A deaf inmate at the Lewis County Jail is reporting through his mother and attorney that he has not been allowed regular access to a TTY device — a telephone that allows deaf people to communicate through written messages — and has therefore not been able to have regular contact with his family or attorney.
“I know he messed up and he’s just like everyone else that is in there,” said inmate James W. McMillion’s mother, Gail Goodwin. “He has a handicap. They need to make an exception for that … Everyone else gets to use the phone every night.”
At a hearing in Lewis County Superior Court on Oct. 1, McMillion’s attorney, Brian Gerhart, told Judge Nelson Hunt that he had few opportunities to speak with his client, because McMillion was reporting having little or no access to the TTY.
“He said he had been trying to call people, including myself, on the TTY and not being allowed access to that,” Gerhart told The Chronicle. “His multiple requests have been either forgotten or ignored.”
Jail Chief Kevin Hanson told The Chronicle he was aware of the allegations, but denied that they had any basis in fact. Hanson noted that McMillion’s family members had contacted the jail and griped about his lack of access to a phone.
“It appears to me that he’s having access to it. He’s made lots of phone calls,” Hanson said. “He’s also used the phone without the TTY, according to my phone records.”
According to Goodwin, that would be impossible.
McMillion has been totally deaf since birth and communicates primarily through sign language or text messages, she said. Her son was born as a “blue baby,” and doctors told Goodwin the lack of oxygen damaged his auditory nerves.
“You sit there in a silent world,” she said. “There’s nobody in a cell that can sign with him. It’s total isolation. He needs to be able to communicate in some shape or form.”
Goodwin said she has been receiving calls from other inmates on behalf of her son, who tell her that McMillion wants to call but hasn’t been allowed to use the TTY.
Hanson said McMillion could have given his pin number to other inmates, making it appear he used the phone without TTY.
“The guys that have come forward and called me — it has been so nice that somebody cared about him enough to do something,” Goodwin said. “I don’t know if they’re hanging their necks out when they do it.”
On Wednesday, McMillion, 37, accepted a plea agreement to plead guilty to one charge of residential burglary in exchange for consideration for the drug offender sentencing alternative (DOSA) program. A hearing to set sentencing is scheduled for Oct. 29.
McMillion was arrested Sept. 15 by the Lewis County Sheriff’s Office on suspicion of burglary in the 100 block of Jerrells Road in Mossyrock. He allegedly broke into a trailer and stole items.

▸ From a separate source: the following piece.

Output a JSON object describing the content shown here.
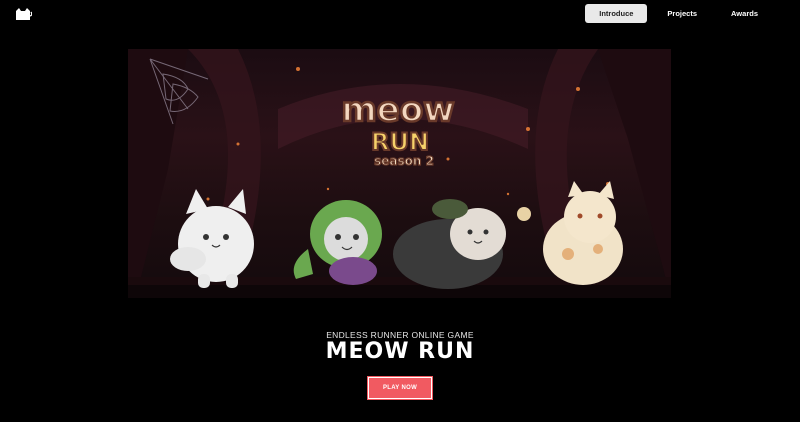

Lewis County Prosecutor Jonathan Meyer, who handled McMillion’s change of plea hearing Wednesday, told The Chronicle he was not previously aware of the communication issues. Meyer said at Wednesday’s hearing that his office would forward information about the need for an interpreter at McMillion’s next hearing to the state Department of Corrections.

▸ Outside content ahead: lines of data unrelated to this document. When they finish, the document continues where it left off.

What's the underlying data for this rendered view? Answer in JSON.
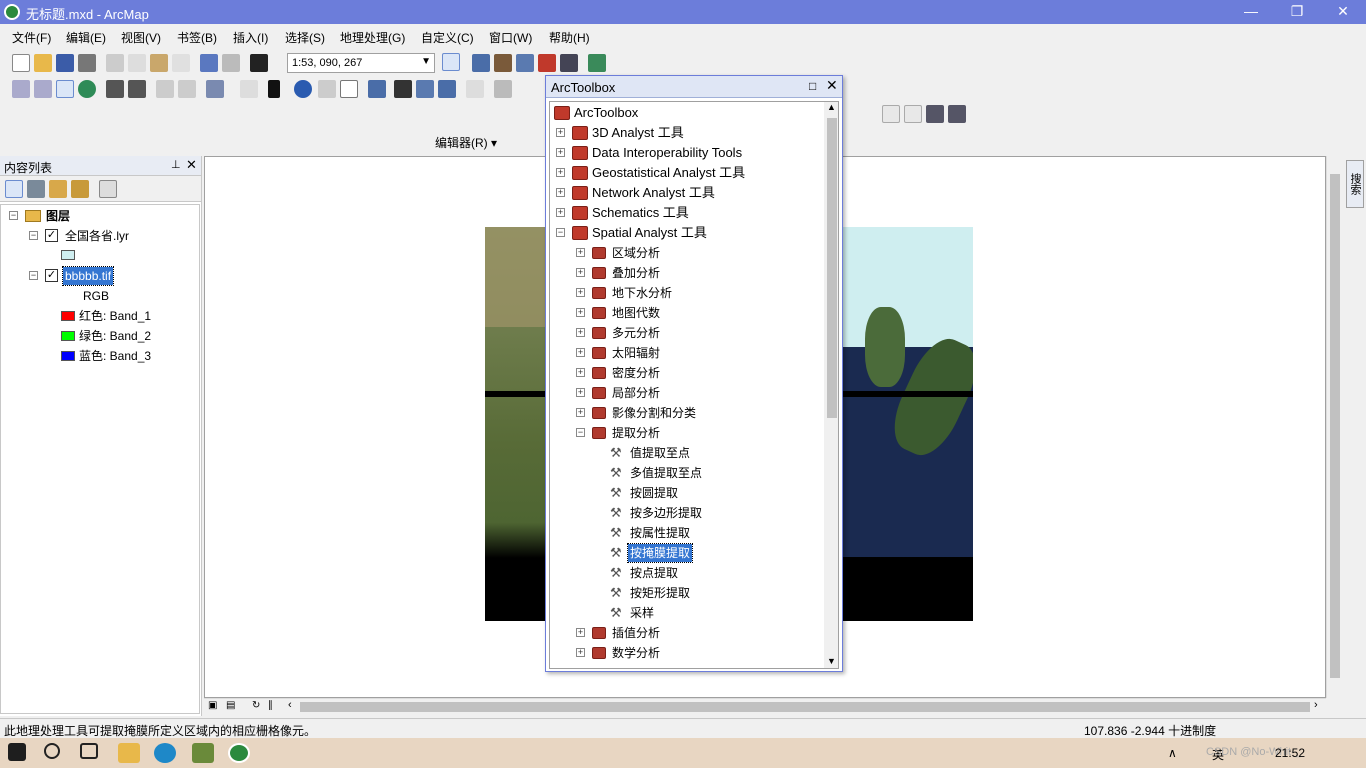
{
  "window": {
    "title": "无标题.mxd - ArcMap",
    "min": "—",
    "restore": "❐",
    "close": "✕"
  },
  "menu": [
    "文件(F)",
    "编辑(E)",
    "视图(V)",
    "书签(B)",
    "插入(I)",
    "选择(S)",
    "地理处理(G)",
    "自定义(C)",
    "窗口(W)",
    "帮助(H)"
  ],
  "toolbar": {
    "scale": "1:53, 090, 267",
    "editor_label": "编辑器(R) ▾"
  },
  "toc": {
    "title": "内容列表",
    "pin": "⊥",
    "close": "✕",
    "root_label": "图层",
    "layer1": "全国各省.lyr",
    "layer2": "bbbbb.tif",
    "rgb_label": "RGB",
    "bands": [
      {
        "label": "红色:    Band_1",
        "color": "#ff0000"
      },
      {
        "label": "绿色: Band_2",
        "color": "#00ff00"
      },
      {
        "label": "蓝色:    Band_3",
        "color": "#0000ff"
      }
    ]
  },
  "arctoolbox": {
    "title": "ArcToolbox",
    "root": "ArcToolbox",
    "toolboxes": [
      "3D Analyst 工具",
      "Data Interoperability Tools",
      "Geostatistical Analyst 工具",
      "Network Analyst 工具",
      "Schematics 工具",
      "Spatial Analyst 工具"
    ],
    "spatial_sets": [
      "区域分析",
      "叠加分析",
      "地下水分析",
      "地图代数",
      "多元分析",
      "太阳辐射",
      "密度分析",
      "局部分析",
      "影像分割和分类",
      "提取分析"
    ],
    "extract_tools": [
      "值提取至点",
      "多值提取至点",
      "按圆提取",
      "按多边形提取",
      "按属性提取",
      "按掩膜提取",
      "按点提取",
      "按矩形提取",
      "采样"
    ],
    "after_sets": [
      "插值分析",
      "数学分析"
    ],
    "selected_tool": "按掩膜提取"
  },
  "side_tab": "搜索",
  "status": {
    "message": "此地理处理工具可提取掩膜所定义区域内的相应栅格像元。",
    "coords": "107.836  -2.944 十进制度"
  },
  "taskbar": {
    "tray_lang": "英",
    "watermark": "CSDN @No-Whit-_",
    "time": "21:52"
  },
  "colors": {
    "titlebar": "#6c7dda",
    "selection": "#3476d2"
  }
}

After the plea hearing, Gerhart requested that McMillion be allowed to leave custody briefly to visit his mother. He said that McMillion was allowed to use the TTY a few times after the Oct. 1 hearing, but in the past few days has again had his requests denied.
“Basically he sits in the jail; he can’t hear anything,” Gerhart said. “He’s locked in a box without the ability to talk to anybody on the outside.”
Hunt denied the request. He did not comment on the communication issue.
“One of the frustrating things to me … is every time I grant that, almost without exception … the person disappoints me greatly, and by that I mean they don’t show up,” he said. “So the answer is no.”
Gerhart told The Chronicle the only way he has been able to speak to his client was by arranging to have an American Sign Language interpreter come to the jail with him.
“He has to sit there waiting until I actually have come to see him,” Gerhart said. “It would put him at a disadvantage (compared) to a client who had full use of their hearing. They could call at any time.”
And they do. Gerhart said other clients call his office from the jail every day.
“It takes more work on my end because I have to schedule and coordinate with the interpreter to see him in person, which obviously can’t happen … at the drop of a hat,” he said.
Goodwin said her son has trouble with anxiety, which gets worse when he is unable to communicate with anybody for an extended period of time. She said she was able to make a few signs to him at his Oct. 1 court date.
“That was the first time I’d talked to him since he was arrested,” she said.
The jail’s inmate phone system does not allow calls to inmates. Inmates have to call out.
Goodwin said her son had a similar experience at the jail in spring 2014. She showed the Chronicle a handwritten log her son kept while in the jail, detailing the days he asked to use the phone and the responses he got from corrections officers, saying the “phone’s down,” there’s “no time,” “not tonight,” or “we will see.”
Hanson said McMillion has not followed the proper protocol on requesting to use the TTY device, which is to send out a formal request through a “kite,” or inmate communication.
“He’s been instructed on what he needs to do to request phone calls,” Hanson said. “There’s nothing really to say — he’s been provided access. He’s not doing what he’s been instructed to do.”
Hanson did not specify how McMillion was instructed to send a kite to ask to use the TTY.
Gerhart said the Americans with Disabilities Act requires inmates to receive equal treatment despite disabilities.
“All inmates at the jail have the ability to talk with their attorneys on the phone — except for him,” he said.
The ADA requires jails, prisons and other correctional facilities to make reasonable accommodations for inmates with disabilities.
According to the text of the act, “Public entities shall ensure that qualified inmates or detainees with disabilities shall not, because a facility is inaccessible to or unusable by individuals with disabilities, be excluded from participation in, or be denied the benefits of, the services, programs, or activities of a public entity, or be subjected to discrimination by any public entity.”
The act goes on to say, “Public entities shall ensure that inmates or detainees with disabilities are housed in the most integrated setting appropriate to the needs of the individuals.”
Gerhart said McMillion’s right to legal counsel might also be affected by his apparent lack of access to communication methods.
He said he could communicate with McMillion through writing, but it would take too long.
“With the process of getting things into the jail, the turn around time isn’t as quick as we need it to be,” he said.
Goodwin said she plans to discuss the issue with an attorney.
“I don’t want him getting off scot-free for anything. I want him to have the same privileges everyone else has,” Goodwin said.